I spent quite a few years of my childhood in England, and one of my most cherished books from the time are the Topsy and Tim books by Jean and Gareth Adamson. I’m not sure of it was the simple, colourful illustrations or the storylines which were pretty ordinary but interesting at the same time.

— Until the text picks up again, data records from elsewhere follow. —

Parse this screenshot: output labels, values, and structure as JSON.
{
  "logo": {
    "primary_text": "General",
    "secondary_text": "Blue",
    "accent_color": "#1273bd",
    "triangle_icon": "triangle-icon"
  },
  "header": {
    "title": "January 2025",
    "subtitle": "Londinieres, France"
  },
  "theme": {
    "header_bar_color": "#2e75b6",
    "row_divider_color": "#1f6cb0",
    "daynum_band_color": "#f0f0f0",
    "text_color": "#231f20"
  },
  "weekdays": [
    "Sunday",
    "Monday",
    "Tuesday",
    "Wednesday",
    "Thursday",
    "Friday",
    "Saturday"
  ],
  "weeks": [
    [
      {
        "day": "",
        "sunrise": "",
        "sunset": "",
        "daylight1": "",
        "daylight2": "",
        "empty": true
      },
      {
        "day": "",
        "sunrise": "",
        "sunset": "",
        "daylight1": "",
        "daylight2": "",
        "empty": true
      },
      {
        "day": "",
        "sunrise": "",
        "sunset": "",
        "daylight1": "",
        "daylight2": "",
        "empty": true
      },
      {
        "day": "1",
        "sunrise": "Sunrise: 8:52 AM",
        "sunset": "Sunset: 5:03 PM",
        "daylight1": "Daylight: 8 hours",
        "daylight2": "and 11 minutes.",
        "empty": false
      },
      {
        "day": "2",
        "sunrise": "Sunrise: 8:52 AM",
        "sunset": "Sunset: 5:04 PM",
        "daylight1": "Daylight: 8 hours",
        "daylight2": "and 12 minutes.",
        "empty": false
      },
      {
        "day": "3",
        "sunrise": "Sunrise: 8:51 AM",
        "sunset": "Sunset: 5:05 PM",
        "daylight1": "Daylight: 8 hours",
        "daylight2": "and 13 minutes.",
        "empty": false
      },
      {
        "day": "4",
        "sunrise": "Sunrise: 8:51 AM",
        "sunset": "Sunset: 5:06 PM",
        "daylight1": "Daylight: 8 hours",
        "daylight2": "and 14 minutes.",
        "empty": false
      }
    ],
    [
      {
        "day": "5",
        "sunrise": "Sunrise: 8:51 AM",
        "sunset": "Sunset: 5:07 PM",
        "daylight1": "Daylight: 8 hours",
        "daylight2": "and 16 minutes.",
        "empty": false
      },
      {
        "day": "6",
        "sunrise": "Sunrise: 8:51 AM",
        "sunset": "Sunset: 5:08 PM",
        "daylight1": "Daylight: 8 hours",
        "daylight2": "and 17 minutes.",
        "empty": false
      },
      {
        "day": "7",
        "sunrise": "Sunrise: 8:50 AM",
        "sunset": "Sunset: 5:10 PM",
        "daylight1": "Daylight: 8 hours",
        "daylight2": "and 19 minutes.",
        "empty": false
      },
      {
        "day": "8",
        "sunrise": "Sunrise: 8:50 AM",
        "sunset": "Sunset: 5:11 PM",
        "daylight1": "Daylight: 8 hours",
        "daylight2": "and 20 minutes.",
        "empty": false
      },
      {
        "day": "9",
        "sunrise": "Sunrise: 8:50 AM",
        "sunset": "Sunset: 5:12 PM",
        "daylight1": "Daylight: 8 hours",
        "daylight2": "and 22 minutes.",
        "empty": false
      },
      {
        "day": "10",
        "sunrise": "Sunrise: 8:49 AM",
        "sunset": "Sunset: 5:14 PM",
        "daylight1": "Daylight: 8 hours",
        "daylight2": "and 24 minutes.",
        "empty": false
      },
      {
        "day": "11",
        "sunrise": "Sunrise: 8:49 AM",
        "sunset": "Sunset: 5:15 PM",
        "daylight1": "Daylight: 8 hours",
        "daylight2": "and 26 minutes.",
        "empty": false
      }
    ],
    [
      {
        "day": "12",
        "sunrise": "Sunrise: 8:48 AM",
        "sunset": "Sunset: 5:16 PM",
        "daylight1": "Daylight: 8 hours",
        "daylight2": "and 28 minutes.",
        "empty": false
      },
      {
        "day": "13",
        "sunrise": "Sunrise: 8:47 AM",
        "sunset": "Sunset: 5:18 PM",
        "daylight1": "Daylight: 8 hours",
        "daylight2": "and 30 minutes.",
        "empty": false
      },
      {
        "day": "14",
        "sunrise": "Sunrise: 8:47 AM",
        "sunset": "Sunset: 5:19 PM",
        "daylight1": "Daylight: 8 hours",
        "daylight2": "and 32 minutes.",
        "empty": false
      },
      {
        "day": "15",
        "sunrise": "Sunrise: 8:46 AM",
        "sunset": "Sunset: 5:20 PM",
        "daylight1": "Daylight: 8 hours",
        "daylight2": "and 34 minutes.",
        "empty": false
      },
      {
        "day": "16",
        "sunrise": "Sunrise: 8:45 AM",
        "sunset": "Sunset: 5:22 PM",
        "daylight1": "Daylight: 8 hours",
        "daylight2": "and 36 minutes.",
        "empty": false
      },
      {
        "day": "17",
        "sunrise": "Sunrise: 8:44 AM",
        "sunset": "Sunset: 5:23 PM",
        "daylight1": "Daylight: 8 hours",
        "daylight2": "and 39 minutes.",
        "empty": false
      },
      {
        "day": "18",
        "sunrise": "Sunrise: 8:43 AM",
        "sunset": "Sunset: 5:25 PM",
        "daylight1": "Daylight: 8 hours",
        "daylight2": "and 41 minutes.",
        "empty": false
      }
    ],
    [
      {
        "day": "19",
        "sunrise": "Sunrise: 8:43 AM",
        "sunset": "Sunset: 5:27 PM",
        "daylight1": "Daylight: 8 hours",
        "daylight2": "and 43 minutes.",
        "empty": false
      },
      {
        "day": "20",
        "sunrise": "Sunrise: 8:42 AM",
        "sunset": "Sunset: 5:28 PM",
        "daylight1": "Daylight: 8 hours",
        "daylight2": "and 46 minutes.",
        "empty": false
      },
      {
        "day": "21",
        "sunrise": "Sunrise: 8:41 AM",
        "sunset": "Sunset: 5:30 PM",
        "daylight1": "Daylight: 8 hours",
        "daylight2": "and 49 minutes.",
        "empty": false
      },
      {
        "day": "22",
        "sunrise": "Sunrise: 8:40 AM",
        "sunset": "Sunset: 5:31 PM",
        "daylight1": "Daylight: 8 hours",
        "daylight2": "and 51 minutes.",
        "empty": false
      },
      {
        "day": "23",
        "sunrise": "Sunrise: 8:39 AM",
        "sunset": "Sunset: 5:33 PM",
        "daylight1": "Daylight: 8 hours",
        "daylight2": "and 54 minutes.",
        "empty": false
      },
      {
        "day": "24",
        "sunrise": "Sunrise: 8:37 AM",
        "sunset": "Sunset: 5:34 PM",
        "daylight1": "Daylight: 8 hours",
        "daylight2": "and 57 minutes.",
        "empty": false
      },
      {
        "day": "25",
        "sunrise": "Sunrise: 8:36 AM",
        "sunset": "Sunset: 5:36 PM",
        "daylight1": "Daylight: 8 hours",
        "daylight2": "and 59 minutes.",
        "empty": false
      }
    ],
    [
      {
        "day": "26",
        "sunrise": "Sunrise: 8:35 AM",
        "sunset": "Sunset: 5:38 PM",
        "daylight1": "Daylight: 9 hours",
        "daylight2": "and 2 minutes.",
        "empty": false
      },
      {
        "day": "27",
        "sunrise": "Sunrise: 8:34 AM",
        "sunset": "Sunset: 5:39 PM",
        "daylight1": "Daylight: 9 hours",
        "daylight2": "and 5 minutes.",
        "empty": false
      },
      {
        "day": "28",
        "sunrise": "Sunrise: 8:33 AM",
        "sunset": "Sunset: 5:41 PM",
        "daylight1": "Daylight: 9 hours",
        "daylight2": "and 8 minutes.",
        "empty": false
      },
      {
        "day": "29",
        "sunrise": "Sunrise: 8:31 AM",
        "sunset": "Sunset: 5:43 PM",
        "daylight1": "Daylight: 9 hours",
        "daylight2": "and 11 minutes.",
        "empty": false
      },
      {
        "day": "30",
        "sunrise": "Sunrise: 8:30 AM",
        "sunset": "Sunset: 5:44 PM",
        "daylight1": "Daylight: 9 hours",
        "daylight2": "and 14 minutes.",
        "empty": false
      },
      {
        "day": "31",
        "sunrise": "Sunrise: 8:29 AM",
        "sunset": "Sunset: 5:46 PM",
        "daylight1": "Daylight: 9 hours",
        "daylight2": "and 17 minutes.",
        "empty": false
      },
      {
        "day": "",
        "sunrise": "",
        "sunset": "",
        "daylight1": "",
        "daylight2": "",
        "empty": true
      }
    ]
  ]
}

Whatever it was, its held its magic for the past 20-odd years as my old dog-eared copies are among my 4 year-old’s favourites.
Today most childrens books and indeed, toys, are based on the commercialised marketing of big names – like Thomas the Tank Engine, Barney, Barbie and so on. Yes, my kids love those two, but the magic of two ordinary kids undoubtedly have a special pull of their own.
The Topsy and Tim books were written by Cambridgeshire author Jean Adamson, and her late husband Gareth and first published in 1960.
Jean, now 74, believed that children created there own magic and that the decision to make them twins was so the boy and the girl could have “an equal place”.
“We don’t need magic because all the world is magic to children.
ÖLet’s do something for the modern world with real-life children’.”
As the series developed Gareth and Jeanís three children influenced and Jean would see how the children reacted to situations which were mirrored in the book.
“When we started we didn’t have any children and then we had our own three children in quick succession and the children almost wrote the books for us,” she said.
Since it was first published in 1960, more than 130 Topsy and Tim titles have been published with sales of over 21 million copies.
New editions was released in 2003, and although my daughter loves them just the same, I definitely miss the wonderful illustrations of the old editions.